The third area highlights the importance of substantive dialogue among stakeholders. Trade unions often view reforms as a dilution of their rights. While this may be true in some cases, it may also be that they do not fully understand the long-term implications of reforms. It is important to balance flexibility with security. Though ‘flexibility’ is a threatening term for unions, their perceived severity could be reduced by clearly unbundling different degrees of flexibility and enforcing them. For instance, layoffs and retrenchment with adequate benefits are more palatable to the trade unions and political parties than closures — thereby making it easier to sell such reforms. It has been speculated that if compensation for layoffs and retrenchment were increased from 30 days’ pay per year worked to 45 days, political resistance may diminish. Higher severance packages could be more acceptable to unions, offer greater flexibility to business, better policy design, and lower transaction costs for new companies. Furthermore, employers should take initiatives to make union bargaining unnecessary by investing in community development measures, work benefits, timely breaks, and better work conditions – successful approaches by large construction companies in India. Under the new Companies Bill, compulsory spending on community development will be a step forward in this direction.
This is not a comprehensive package of reforms but a combination of suggested initiatives to push the dynamics in the labour market to force regulatory practices to adapt to evolving economic and socio-political structures – as without adaptability welfare cannot be advanced. Even if it is the intention of the government to reform in this area, selling those reforms in a way that fully compensates the short term “reform losers” is an extremely difficult task. It is time we start a nuanced discussion on how to develop the labour market: to think about initiatives in the three above areas, which are compatible with the current political economy, and include the informal sector in the reforms dialogue – to create a better climate for future reforms in the labour market. In the face of sluggish growth rates, rising fiscal and current account deficits, and a demographic dividend that could be exploited, India’s political elite must remember that boosting good quality jobs is a matter of top priority for social cohesion and economic stability.
This piece is a part of the research report, ‘Towards greater labour market flexibility: Issues & Options’ for the Takshashila Scholars Programme.
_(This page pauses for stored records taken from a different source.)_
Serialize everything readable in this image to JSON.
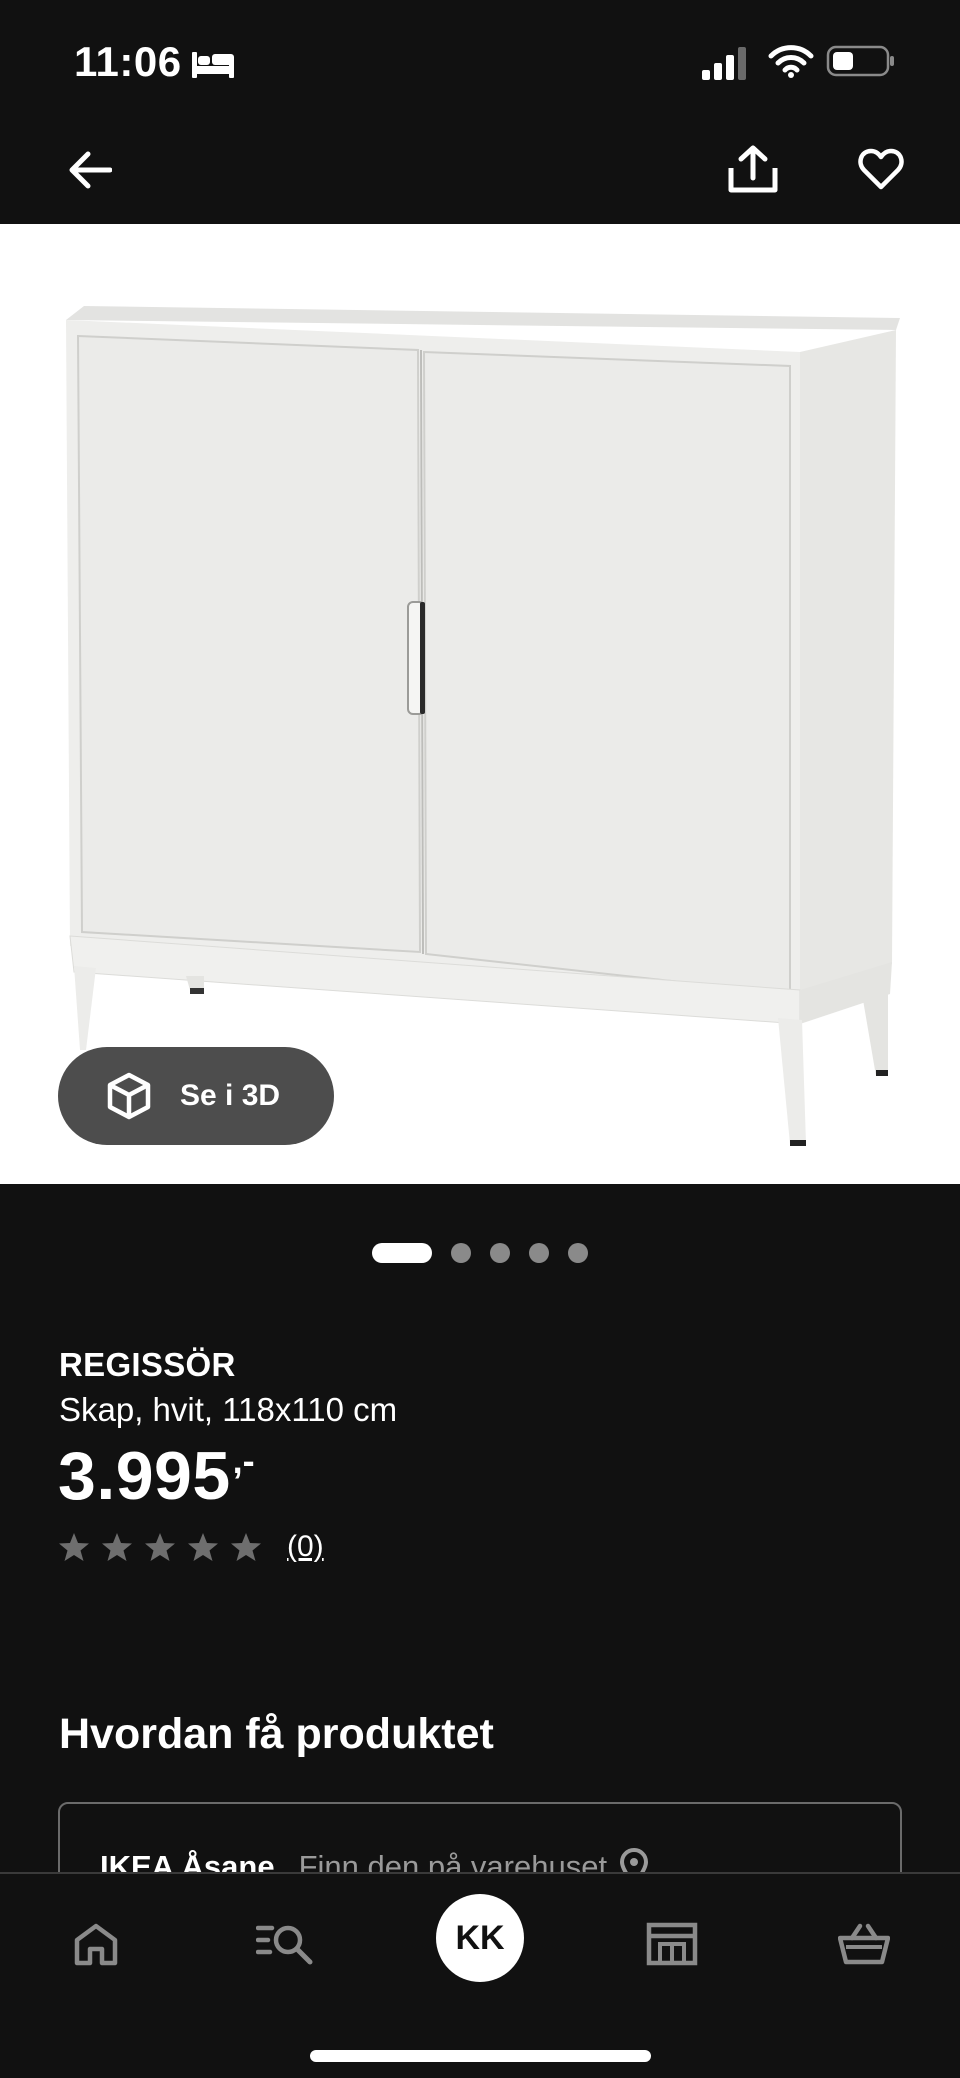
{
  "status_bar": {
    "time": "11:06",
    "icons": [
      "bed-icon",
      "signal-icon",
      "wifi-icon",
      "battery-icon"
    ]
  },
  "nav": {
    "icons": [
      "back-arrow-icon",
      "share-icon",
      "heart-icon"
    ]
  },
  "gallery": {
    "view_3d_label": "Se i 3D",
    "total_images": 5,
    "active_index": 0
  },
  "product": {
    "name": "REGISSÖR",
    "description": "Skap, hvit, 118x110 cm",
    "price": "3.995",
    "price_suffix": ",-",
    "rating": 0,
    "rating_max": 5,
    "review_count": "(0)"
  },
  "availability": {
    "title": "Hvordan få produktet",
    "store_name": "IKEA Åsane",
    "store_link": "Finn den på varehuset"
  },
  "tab_bar": {
    "profile_initials": "KK",
    "icons": [
      "home-icon",
      "search-list-icon",
      "profile-avatar",
      "store-icon",
      "cart-icon"
    ]
  },
  "colors": {
    "background": "#111111",
    "text": "#ffffff",
    "muted": "#9a9a9a",
    "button_3d": "#4d4d4d",
    "product_bg": "#ffffff"
  }
}
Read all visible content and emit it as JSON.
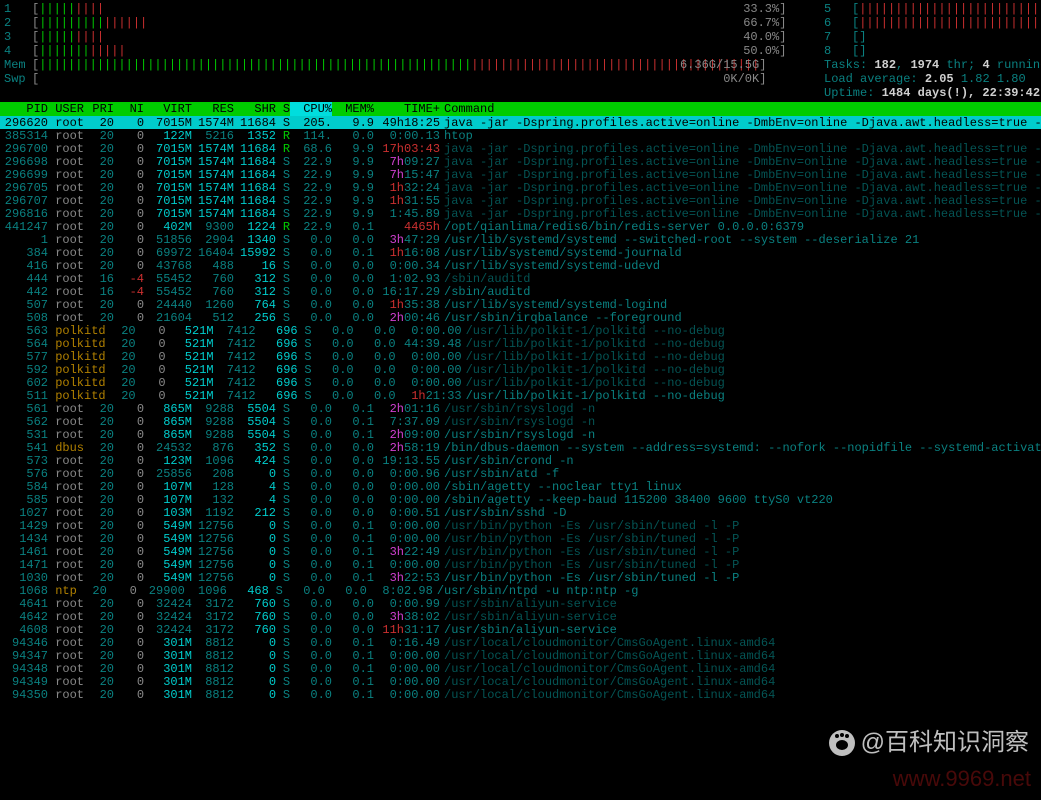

Photo: Water Lemon
Hemal Shah recently completed this report, while a scholar at the Takshashila Institution. She is now a research assistant at the American Enterprise Institute in Washington, DC.